▸ About this exercise
Each line of the listing where "icon" appears should be reported.

========

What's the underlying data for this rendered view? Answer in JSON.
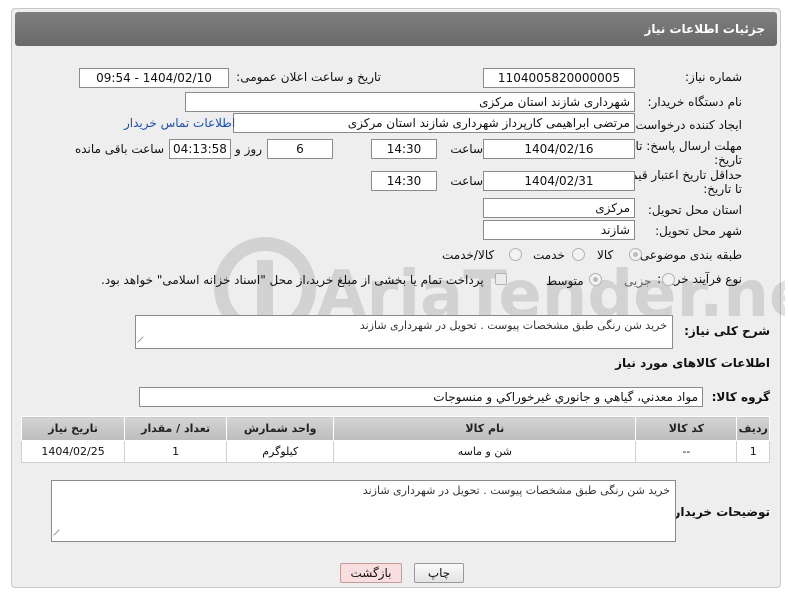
{
  "header": {
    "title": "جزئیات اطلاعات نیاز"
  },
  "need_number": {
    "label": "شماره نیاز:",
    "value": "1104005820000005"
  },
  "announce": {
    "label": "تاریخ و ساعت اعلان عمومی:",
    "value": "1404/02/10 - 09:54"
  },
  "buyer_org": {
    "label": "نام دستگاه خریدار:",
    "value": "شهرداری شازند استان مرکزی"
  },
  "creator": {
    "label": "ایجاد کننده درخواست:",
    "value": "مرتضی ابراهیمی کارپرداز شهرداری شازند استان مرکزی",
    "contact_link": "اطلاعات تماس خریدار"
  },
  "reply_deadline": {
    "label_line1": "مهلت ارسال پاسخ: تا",
    "label_line2": "تاریخ:",
    "date": "1404/02/16",
    "time_label": "ساعت",
    "time": "14:30",
    "days": "6",
    "days_label": "روز و",
    "remaining": "04:13:58",
    "remaining_label": "ساعت باقی مانده"
  },
  "price_validity": {
    "label_line1": "حداقل تاریخ اعتبار قیمت:",
    "label_line2": "تا تاریخ:",
    "date": "1404/02/31",
    "time_label": "ساعت",
    "time": "14:30"
  },
  "delivery_province": {
    "label": "استان محل تحویل:",
    "value": "مرکزی"
  },
  "delivery_city": {
    "label": "شهر محل تحویل:",
    "value": "شازند"
  },
  "category": {
    "label": "طبقه بندی موضوعی:",
    "options": [
      "کالا",
      "خدمت",
      "کالا/خدمت"
    ],
    "selected": "کالا"
  },
  "purchase_process": {
    "label": "نوع فرآیند خرید :",
    "options": [
      "جزیی",
      "متوسط"
    ],
    "selected": "متوسط",
    "note": "پرداخت تمام یا بخشی از مبلغ خرید،از محل \"اسناد خزانه اسلامی\" خواهد بود."
  },
  "description": {
    "label": "شرح کلی نیاز:",
    "value": "خرید شن رنگی طبق مشخصات پیوست . تحویل در شهرداری شازند"
  },
  "goods_info": {
    "title": "اطلاعات کالاهای مورد نیاز"
  },
  "goods_group": {
    "label": "گروه کالا:",
    "value": "مواد معدني، گیاهي و جانوري غيرخوراكي و منسوجات"
  },
  "table": {
    "headers": [
      "ردیف",
      "کد کالا",
      "نام کالا",
      "واحد شمارش",
      "تعداد / مقدار",
      "تاریخ نیاز"
    ],
    "rows": [
      [
        "1",
        "--",
        "شن و ماسه",
        "کیلوگرم",
        "1",
        "1404/02/25"
      ]
    ]
  },
  "buyer_notes": {
    "label": "توضیحات خریدار:",
    "value": "خرید شن رنگی طبق مشخصات پیوست . تحویل در شهرداری شازند"
  },
  "buttons": {
    "print": "چاپ",
    "back": "بازگشت"
  },
  "watermark": {
    "text": "AriaTender.neT"
  }
}
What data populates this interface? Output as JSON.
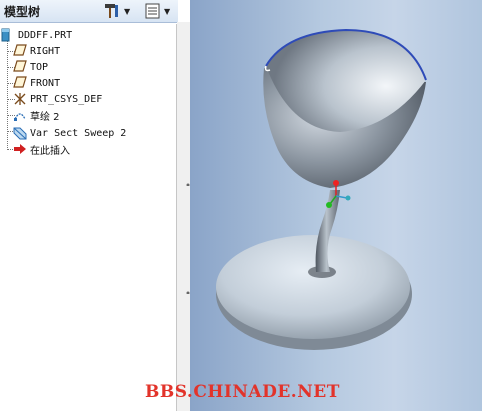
{
  "panel": {
    "title": "模型树",
    "tools": [
      {
        "icon": "hammer-settings-icon"
      },
      {
        "icon": "list-settings-icon"
      }
    ]
  },
  "tree": {
    "items": [
      {
        "label": "DDDFF.PRT",
        "icon": "part-icon"
      },
      {
        "label": "RIGHT",
        "icon": "datum-plane-icon"
      },
      {
        "label": "TOP",
        "icon": "datum-plane-icon"
      },
      {
        "label": "FRONT",
        "icon": "datum-plane-icon"
      },
      {
        "label": "PRT_CSYS_DEF",
        "icon": "coordinate-system-icon"
      },
      {
        "label": "草绘 2",
        "icon": "sketch-icon"
      },
      {
        "label": "Var Sect Sweep 2",
        "icon": "sweep-feature-icon"
      },
      {
        "label": "在此插入",
        "icon": "insert-here-arrow-icon"
      }
    ]
  },
  "viewport": {
    "watermark": "BBS.CHINADE.NET",
    "colors": {
      "background": "#b5c9e0",
      "model": "#9aa3ad",
      "watermark": "#e2332a"
    }
  }
}
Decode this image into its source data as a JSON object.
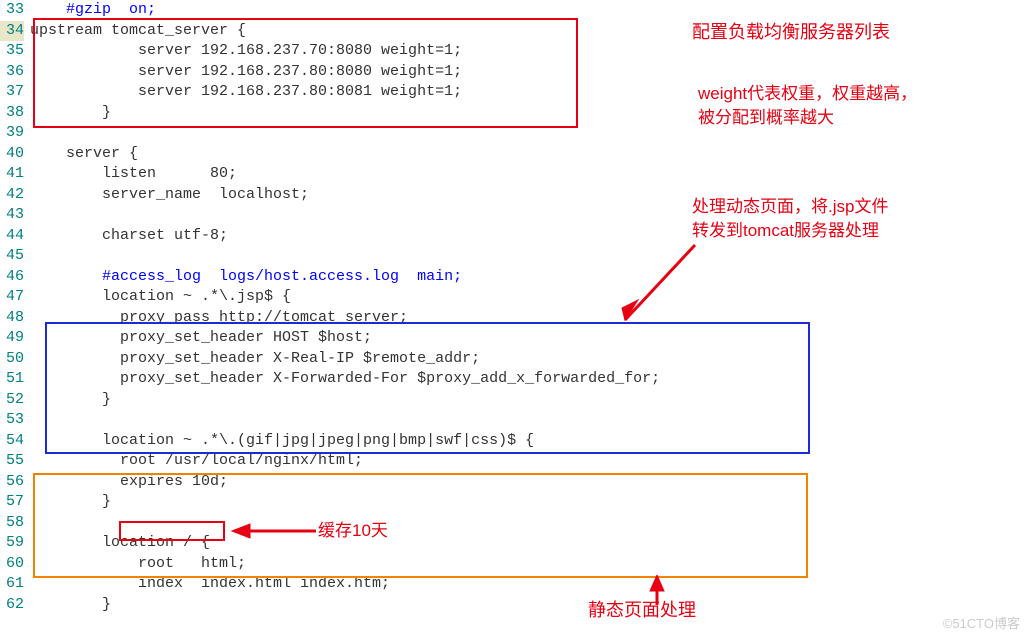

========

▸ Task solution
        "icon": "hammer-settings-icon"
        "icon": "list-settings-icon"
        "icon": "part-icon"
        "icon": "datum-plane-icon"
        "icon": "datum-plane-icon"
        "icon": "datum-plane-icon"
        "icon": "coordinate-system-icon"
        "icon": "sketch-icon"
        "icon": "sweep-feature-icon"
        "icon": "insert-here-arrow-icon"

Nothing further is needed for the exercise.